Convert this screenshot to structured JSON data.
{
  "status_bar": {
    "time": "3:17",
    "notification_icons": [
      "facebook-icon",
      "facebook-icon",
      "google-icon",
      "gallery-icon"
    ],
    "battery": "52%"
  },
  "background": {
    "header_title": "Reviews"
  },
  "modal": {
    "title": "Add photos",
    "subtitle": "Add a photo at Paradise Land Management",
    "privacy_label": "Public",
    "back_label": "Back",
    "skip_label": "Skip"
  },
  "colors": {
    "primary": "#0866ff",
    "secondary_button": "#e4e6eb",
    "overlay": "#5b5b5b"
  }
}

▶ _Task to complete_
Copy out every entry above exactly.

▶ _Final answer_
Convert this screenshot to structured JSON data.
{
  "status_bar": {
    "time": "3:17",
    "notification_icons": [
      "facebook-icon",
      "facebook-icon",
      "google-icon",
      "gallery-icon"
    ],
    "battery": "52%"
  },
  "background": {
    "header_title": "Reviews"
  },
  "modal": {
    "title": "Add photos",
    "subtitle": "Add a photo at Paradise Land Management",
    "privacy_label": "Public",
    "back_label": "Back",
    "skip_label": "Skip"
  },
  "colors": {
    "primary": "#0866ff",
    "secondary_button": "#e4e6eb",
    "overlay": "#5b5b5b"
  }
}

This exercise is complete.